The AVMA recently joined a host of veterinary and animal welfare organizations in condemning the global trade in donkey skins as an inhumane industry that harms communities and threatens the species worldwide.
For centuries, people in China have treated dizziness and other medical conditions with "ejiao," an herbal remedy made with a gelatin obtained by boiling and stewing donkey skin.
Demand for ejiao has spiked dramatically during the past decade, so much so that China now imports donkey skins from around the world, including Brazil and Mexico, and poaching is common. With Africa as the epicenter of the donkey-skin trade, entire areas in West Africa have reported localized donkey extinctions, according to the World Veterinary Association.
The United Nation's Food and Agriculture Organization estimates China's population of donkeys has plummeted from roughly 11 million within recent years to approximately 5.4 million in 2016.
Although China's ejiao industry is investing in donkey breeding programs, consumer demand is not being met. Donkeys are poorly suited to intensive breeding practices because of long gestation periods, low fecundity, low success rates of artificial insemination, and high propensity to abortion and death secondary to stress, the WVA states.
At the Nov. 9, 2018, meeting of the AVMA Board of Directors, members approved a proposal from the Animal Welfare Committee and Committee on International Veterinary Affairs to endorse a statement from the American Association of Equine Practitioners condemning the donkey-skin trade. The AAEP statement reads as follows:

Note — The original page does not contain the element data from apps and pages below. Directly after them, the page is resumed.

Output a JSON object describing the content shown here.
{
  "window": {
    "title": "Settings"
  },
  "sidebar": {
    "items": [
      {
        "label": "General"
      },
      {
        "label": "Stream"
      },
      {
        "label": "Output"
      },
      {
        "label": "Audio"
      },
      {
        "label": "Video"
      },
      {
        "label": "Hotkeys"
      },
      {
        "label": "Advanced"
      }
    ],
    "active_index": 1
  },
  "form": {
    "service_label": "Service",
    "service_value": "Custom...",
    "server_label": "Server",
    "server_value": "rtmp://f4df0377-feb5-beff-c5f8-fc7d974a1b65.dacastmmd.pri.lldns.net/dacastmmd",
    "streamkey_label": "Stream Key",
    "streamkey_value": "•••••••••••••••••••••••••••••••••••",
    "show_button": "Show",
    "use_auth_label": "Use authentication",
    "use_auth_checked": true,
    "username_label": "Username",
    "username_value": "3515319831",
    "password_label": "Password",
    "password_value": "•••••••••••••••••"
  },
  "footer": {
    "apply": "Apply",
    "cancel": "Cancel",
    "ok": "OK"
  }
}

"The American Association of Equine Practitioners joins international equine welfare organizations in condemning the inhumane transport and killing of donkeys to satisfy the escalating global trade in donkey skins. It is estimated that a minimum of 1.8 million donkey skins are traded each year to create a substance known as ejiao, which is used in Chinese beauty products and traditional medicines.

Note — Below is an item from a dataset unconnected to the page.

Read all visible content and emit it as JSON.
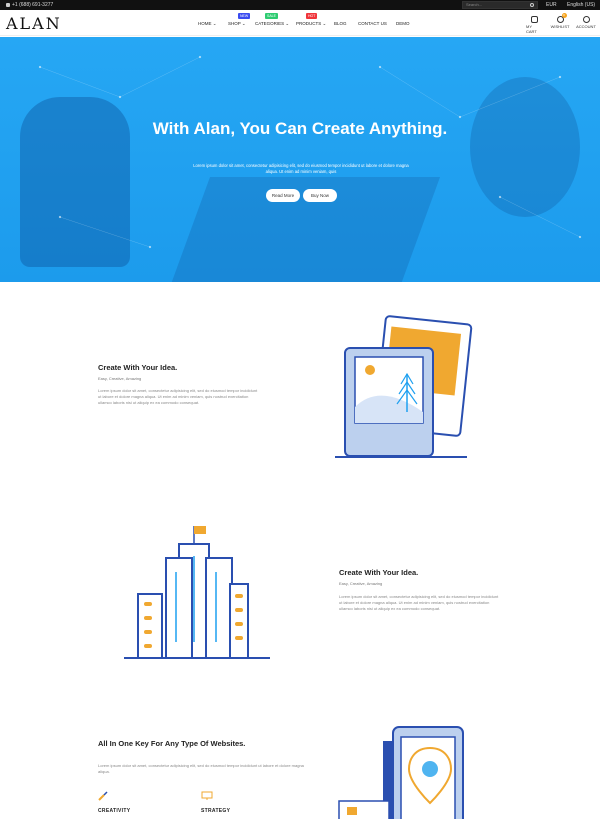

"In addition to welfare concerns for the animals' treatment, this issue is especially devastating in developing countries where donkeys are essential to the livelihoods of millions of the world's poorest people. Families lose their income overnight because of donkey theft. Buying a new animal often is not an option due to rising market prices caused by depopulation. The loss of a donkey also jeopardizes transport of children to school and limits the growth of women in community-related roles.
"The AAEP supports the ongoing work of equine welfare organizations to end the inhumane treatment of donkeys affected by the trade in skins and is committed to creating awareness of this issue within the veterinary community in North America."
Dr. Margo Macpherson, AAEP immediate past president, said: "The AVMA's endorsement strengthens the position's impact in the global arena. We appreciate the AVMA's continued consideration of issues affecting the humane treatment of equids and willingness to work with the AAEP."
In the AVMA committees' proposal, they explain how the poaching of donkeys is increasing the risk of spreading diseases and is severely compromising the welfare of donkeys through poor handling, transportation, and slaughter techniques.
Poaching continues to spread, the recommendation continues, and the AAEP representative to the AVMA Animal Welfare Committee has expressed the AAEP's concerns that the donkey skin trade will reach the United States in the future. This is especially concerning because of the country's vulnerable population of wild burros in Western states.
The WVA has called for a halt of the trade in donkey skins until its impact can be assessed and shown to be both humane for donkeys and sustainable for the communities that depend on them.
Source: American Veterinary Medical Association